Even the beginnings of the German-Jewish history need acknowledgement and peace. If you look from the Peace Memorial Circle to the west between the two hills in the Rhine valley, you will see the silhouette of the city of Worms with its large cathedral on the horizon. It is the city in the middle of the three Rhine cities Speyer, Worms, and Mainz that lie in a line and were called “Jerusalem on the Rhine” or ShUM. Because of its centrality for the Jewish communities in Central Europe, they are considered to be the birthplace of the European Judaism. With the persecution of the Jews and the destruction of their communities in the High Middle Ages – soldiers went through “Jerusalem on the Rhine” on the crusade to Jerusalem – this advanced Jewish civilization perished. In modern Jewish historiography, this is often presented as the first instance of anti-Semitism. It created events that would henceforth never be forgotten, and its climax was the Shoah.
The blank side of the Commemorative Stone points west to the valley of Hochstädten, where there are numerous underground tunnels from mining since 1865. Towards the end of the Second World War, there was still a plan to establish an arms production site in this area that would protect against air attacks. Deported Greeks and concentration camp detainees were used as forced laborers. It is about war and tyranny as well as dealing with our German past. This camp was run as the subcamp of the concentration camp Natzweiler-Struthof in Alsace. Thus, another topic is also the one system of main camps and subcamps prevalent all over Europe during the Nazi reign of terror. In the context of a breach of civilization, the Jerusalem Commemorative Stone admonishes us not to become enslaved by ideologies and to remember the values that let us speak of the heavenly Jerusalem.
We know that we can never be happy in a world overshadowed by ignorance and hatred. A world that should actually be filled with beauty, truth, and goodness. Only where there is light, the darkness can go away, and so it is the positive side "Yerushalayim" that gives its name to the Commemorative Stone. “You spectators, who did not life the hand of a murderer, but who did not shake off the dust from your yearning, who paused, there, where the dust is transformed into light” – was written by Nelly Sachs after the Shoah in a poem.

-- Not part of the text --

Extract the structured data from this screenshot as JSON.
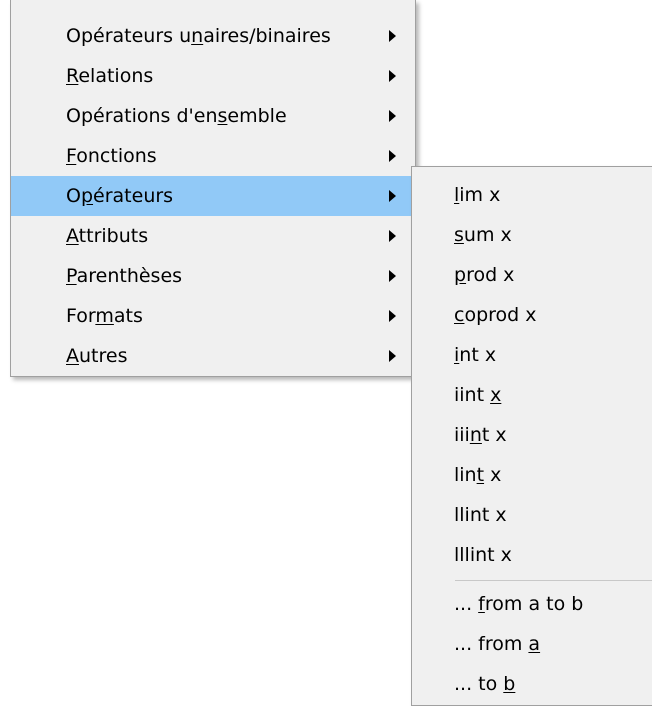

Memorials can be an encouragement to commit oneself to peace and freedom and, thus, to learn from the past. Where are we experiencing war instead of peace in our own lives? How can we take responsibility in the world in the sense of Yerushalayim – the heavenly Jerusalem? Where does our responsibility start? “Where dust is transformed into light” – this inscription on the floor in front of the Commemorative Stone points to the Tree of Life in the Peace Memorial. It shows the way into your own center: Peace and freedom begin inside of us.
"Be the change you want to see in the world." (Gandhi)
Go to chapter 2: A Tree of Life